In the meantime, the next accordion revelation was Jack Emblow. By the early 80's I was running a jazz club. I had a resident trio and would book a different soloist every week. The bass chair was shared by the late John McCartney, John Rees Jones (until very recently Humphrey Lytletton's bassist) and Peter Morgan (a fine player who has disappeared off my radar, and whom I would love to catch up with again). Pete was always suggesting soloists to me and one day persuaded me to book the duo of Jack Emblow and trumpeter / flugelhornist Johny McLevey. All I knew about Emblow (or Jack Elbow as he was known in the trade) was that for years he had provided the accompaniment for The Cliff Adams Singers on BBC Radio's horrendous 'Sing Something Simple' programme. As you can imagine, I took a hell of a lot of persuading over that one. Needless to say, the gig itself was a revelation to me and I continued to book Jack on a regular basis until the club closed a few years later. He subsequently became a regular member of Martin Taylor's 'Spirit of Django' group for many years. These days I believe he is in semi-retirement but still doing the odd gig here and there, although I did find this clip of him playing with another regular at my jazz club - Harry Pitch -when I was trawling the internet. www.youtube.com/watch?v=Tt2kGY3lmSE

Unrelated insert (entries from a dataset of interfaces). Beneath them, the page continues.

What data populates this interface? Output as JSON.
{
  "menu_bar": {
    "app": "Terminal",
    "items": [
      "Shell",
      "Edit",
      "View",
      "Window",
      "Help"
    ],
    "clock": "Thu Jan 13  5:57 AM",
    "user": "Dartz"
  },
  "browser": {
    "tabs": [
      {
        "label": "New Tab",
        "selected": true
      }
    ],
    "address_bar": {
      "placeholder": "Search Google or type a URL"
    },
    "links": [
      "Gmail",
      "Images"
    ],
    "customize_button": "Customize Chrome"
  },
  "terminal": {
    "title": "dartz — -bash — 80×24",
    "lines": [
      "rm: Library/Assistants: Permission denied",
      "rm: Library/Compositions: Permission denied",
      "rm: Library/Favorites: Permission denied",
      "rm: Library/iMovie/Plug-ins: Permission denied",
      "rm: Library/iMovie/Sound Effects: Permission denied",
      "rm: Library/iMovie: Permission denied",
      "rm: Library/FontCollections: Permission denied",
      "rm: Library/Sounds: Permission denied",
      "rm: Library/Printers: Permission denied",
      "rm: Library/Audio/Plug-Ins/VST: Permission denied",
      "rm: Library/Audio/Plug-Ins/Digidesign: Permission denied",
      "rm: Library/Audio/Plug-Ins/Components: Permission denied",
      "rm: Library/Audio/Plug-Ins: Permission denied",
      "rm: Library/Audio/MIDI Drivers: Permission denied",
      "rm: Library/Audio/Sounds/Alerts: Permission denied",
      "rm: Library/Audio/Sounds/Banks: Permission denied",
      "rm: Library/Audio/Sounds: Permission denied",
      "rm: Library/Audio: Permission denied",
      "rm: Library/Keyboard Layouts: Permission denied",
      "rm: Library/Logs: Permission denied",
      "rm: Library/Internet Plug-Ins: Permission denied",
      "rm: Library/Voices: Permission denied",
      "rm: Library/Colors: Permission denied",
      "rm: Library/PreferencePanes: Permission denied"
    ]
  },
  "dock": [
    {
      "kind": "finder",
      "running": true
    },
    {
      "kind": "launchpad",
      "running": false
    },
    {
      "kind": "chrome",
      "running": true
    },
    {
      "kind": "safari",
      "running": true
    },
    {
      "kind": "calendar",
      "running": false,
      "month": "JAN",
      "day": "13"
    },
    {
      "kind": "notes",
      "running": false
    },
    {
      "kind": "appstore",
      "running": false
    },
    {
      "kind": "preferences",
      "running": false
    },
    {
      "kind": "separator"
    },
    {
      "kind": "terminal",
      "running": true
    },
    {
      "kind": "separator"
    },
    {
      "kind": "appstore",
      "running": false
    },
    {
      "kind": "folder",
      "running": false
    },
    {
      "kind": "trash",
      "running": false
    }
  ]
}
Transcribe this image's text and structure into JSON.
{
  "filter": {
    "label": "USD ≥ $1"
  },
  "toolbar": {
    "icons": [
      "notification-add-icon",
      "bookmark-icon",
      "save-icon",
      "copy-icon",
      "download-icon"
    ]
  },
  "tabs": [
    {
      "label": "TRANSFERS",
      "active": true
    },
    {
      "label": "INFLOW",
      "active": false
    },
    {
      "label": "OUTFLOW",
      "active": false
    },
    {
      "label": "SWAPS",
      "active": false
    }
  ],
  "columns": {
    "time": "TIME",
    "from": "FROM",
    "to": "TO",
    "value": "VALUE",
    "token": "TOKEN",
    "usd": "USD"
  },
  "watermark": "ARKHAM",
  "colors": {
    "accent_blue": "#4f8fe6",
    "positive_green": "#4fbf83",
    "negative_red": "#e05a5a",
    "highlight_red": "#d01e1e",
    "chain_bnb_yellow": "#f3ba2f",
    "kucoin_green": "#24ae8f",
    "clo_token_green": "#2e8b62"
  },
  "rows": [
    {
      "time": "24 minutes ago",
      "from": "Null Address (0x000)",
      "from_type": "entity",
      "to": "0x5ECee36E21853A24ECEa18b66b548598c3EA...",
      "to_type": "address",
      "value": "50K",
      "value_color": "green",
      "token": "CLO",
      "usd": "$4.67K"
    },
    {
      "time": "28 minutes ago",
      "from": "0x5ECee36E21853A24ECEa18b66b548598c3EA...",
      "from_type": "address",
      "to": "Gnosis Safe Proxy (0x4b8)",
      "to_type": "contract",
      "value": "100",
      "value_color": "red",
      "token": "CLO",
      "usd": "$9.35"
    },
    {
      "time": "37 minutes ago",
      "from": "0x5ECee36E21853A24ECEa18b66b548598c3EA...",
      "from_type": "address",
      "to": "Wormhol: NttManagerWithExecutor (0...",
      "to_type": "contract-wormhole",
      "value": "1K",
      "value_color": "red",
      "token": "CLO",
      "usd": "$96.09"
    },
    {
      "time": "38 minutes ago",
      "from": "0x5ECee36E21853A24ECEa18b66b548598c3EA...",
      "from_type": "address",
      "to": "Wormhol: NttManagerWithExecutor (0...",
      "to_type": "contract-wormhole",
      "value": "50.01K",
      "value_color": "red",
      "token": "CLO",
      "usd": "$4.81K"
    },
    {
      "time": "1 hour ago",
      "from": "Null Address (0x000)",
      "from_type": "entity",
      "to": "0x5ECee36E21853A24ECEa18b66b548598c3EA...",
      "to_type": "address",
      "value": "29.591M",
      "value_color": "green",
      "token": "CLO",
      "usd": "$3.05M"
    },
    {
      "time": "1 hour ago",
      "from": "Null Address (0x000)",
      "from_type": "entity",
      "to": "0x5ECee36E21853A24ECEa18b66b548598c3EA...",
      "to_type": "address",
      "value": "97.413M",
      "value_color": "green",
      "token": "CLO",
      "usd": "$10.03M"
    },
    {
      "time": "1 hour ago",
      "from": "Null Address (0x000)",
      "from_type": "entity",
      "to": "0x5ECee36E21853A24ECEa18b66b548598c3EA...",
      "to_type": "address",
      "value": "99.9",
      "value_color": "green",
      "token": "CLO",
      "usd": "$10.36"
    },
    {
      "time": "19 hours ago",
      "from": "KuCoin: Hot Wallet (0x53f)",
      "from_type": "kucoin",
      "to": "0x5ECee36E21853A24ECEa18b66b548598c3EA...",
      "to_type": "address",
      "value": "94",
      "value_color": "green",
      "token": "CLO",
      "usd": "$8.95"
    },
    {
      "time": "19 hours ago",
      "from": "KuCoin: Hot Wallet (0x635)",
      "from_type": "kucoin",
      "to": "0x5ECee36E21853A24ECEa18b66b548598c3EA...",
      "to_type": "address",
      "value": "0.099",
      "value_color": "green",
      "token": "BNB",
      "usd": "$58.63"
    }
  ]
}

In recent years I have been introduced to the music of the great French / Italian accordionist Richard Galliano, Marc Berthoumieux (another French wizard) and a whole host of Brazilians, most notably Toninho Ferraguti, who I was lucky enough to meet in Brazil last year. You can find examples of all of these on Youtube:-
So - I rest my case for the accordion - and I haven't even touched on the concertina or the Melodeon as yet. Tomorrow maybe...
(My apologies for stealing the title of Annie Proulx's excellent novel for this piece.)